previous page: 14 Fleas: Powders
page up: Fleas, Ticks, and Your Pet FAQ
next page: 16 Fleas: Vacuum

15 Fleas: Borax And Salt


This article is from the Fleas, Ticks, and Your Pet FAQ, by tittle@zmall.com (Cindy Tittle Moore) with numerous contributions by others.

15 Fleas: Borax And Salt

Also known as sodium polyborate, sodium tetraborate, sodium borate.
The chemical is related to boric acid. This is present in a variety of
household products. Sprinkling 20 Mule Team Borax, the kind you use in
laundry (*not* the hand soap Boraxo; the soap added to can be toxic to
your pet) on the carpet and upholstery will dry out the deposited flea
larvae. The procedure is to vacuum the house, sprinkle borax or salt
using a sieve on carpet and upholstery (and under the pillows, under
the furniture); sweep with a broom to settle the borax into the carpet
and then vacuum again. Some people leave it on for a few days before
vacuuming, but this runs the risk of abrading the surface of the
carpet. Don't let your animals eat the stuff. If you use borax, you
may need to adjust for this when cleaning your carpets by using less
soap. The effects of a borax treatment seem to last about a year or

Drawbacks: The chemical borax is abrasive, and 20 Mule Team Borax may
abrade your carpets. In addition, there are documented cases of
long-term low-level exposure to sodium polyborate resulting in
conjunctivitus, weight loss, vomiting, mild diarrhea, skin rash,
convulsions and anemia and other similar allergic reactions in humans.
If you're using borax as flea control, and your pets (or family) are
showing loss of appetite, eye or skin problems, anemia or kidney
problems, you may want to switch to another flea control method and
see if their health improves.
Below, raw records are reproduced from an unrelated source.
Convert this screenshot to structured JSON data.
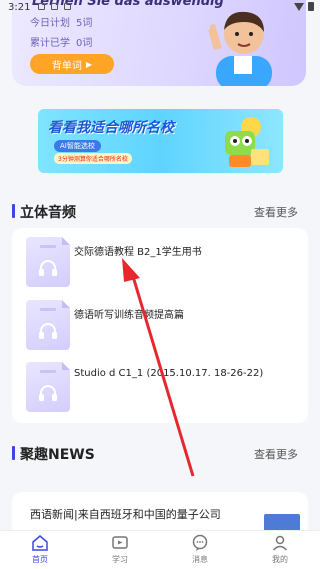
{
  "status_bar": {
    "time": "3:21"
  },
  "banner": {
    "slogan": "Lernen Sie das auswendig",
    "stats": [
      {
        "label": "今日计划",
        "value": "5词"
      },
      {
        "label": "累计已学",
        "value": "0词"
      }
    ],
    "button_label": "背单词"
  },
  "ad": {
    "title": "看看我适合哪所名校",
    "sub": "AI智能选校",
    "note": "3分钟测算你适合哪所名校"
  },
  "audio_section": {
    "title": "立体音频",
    "more": "查看更多",
    "items": [
      {
        "name": "交际德语教程 B2_1学生用书"
      },
      {
        "name": "德语听写训练音频提高篇"
      },
      {
        "name": "Studio d C1_1 (2015.10.17. 18-26-22)"
      }
    ]
  },
  "news_section": {
    "title": "聚趣NEWS",
    "more": "查看更多",
    "headline": "西语新闻|来自西班牙和中国的量子公司"
  },
  "tabs": [
    {
      "label": "首页",
      "icon": "home-icon",
      "active": true
    },
    {
      "label": "学习",
      "icon": "study-icon",
      "active": false
    },
    {
      "label": "消息",
      "icon": "message-icon",
      "active": false
    },
    {
      "label": "我的",
      "icon": "profile-icon",
      "active": false
    }
  ],
  "colors": {
    "accent": "#3d46e0",
    "button": "#ffa424",
    "annotation_arrow": "#e8262d"
  }
}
Do not apply it to damp carpets as it
can take the color out.

Borax is NOT advisable where you have pets which groom themselves,
e.g., cats and ferrets. They can ingest enough to harm them if the
borax is not settled deeply enough into the carpet (October 1992 of
Dog Fancy). Symptoms of acute poisoning include diarrhea, rapid
prostration and perhaps convulsions [these occurred when borax was
scattered openly for cockroach control].

There are various products that are applied in the same way, such as
PEST-X. Check these types of products to see if they contain borax or
boric acid. If so, the above commentary applies to those products as
well. Otherwise, check the ingredients against the other ingredients
discussed elsewhere.

Some people use salt instead of borax. Provided that you do not live
in high humidity areas, this is an alternative. Since salt absorbs
water, salt in carpet in an unairconditioned house in Florida (for
example) would mean a damp carpet -- later rotted or mildewed.

A cheap source of boric acid powder is "Terminator". Available in
hardware stores. A 5lb can of 100% boric acid powder is about $22; a
30lb can $54. Customer service # is 800-242-9966.


Continue to:

previous page: 14 Fleas: Powders
page up: Fleas, Ticks, and Your Pet FAQ
next page: 16 Fleas: Vacuum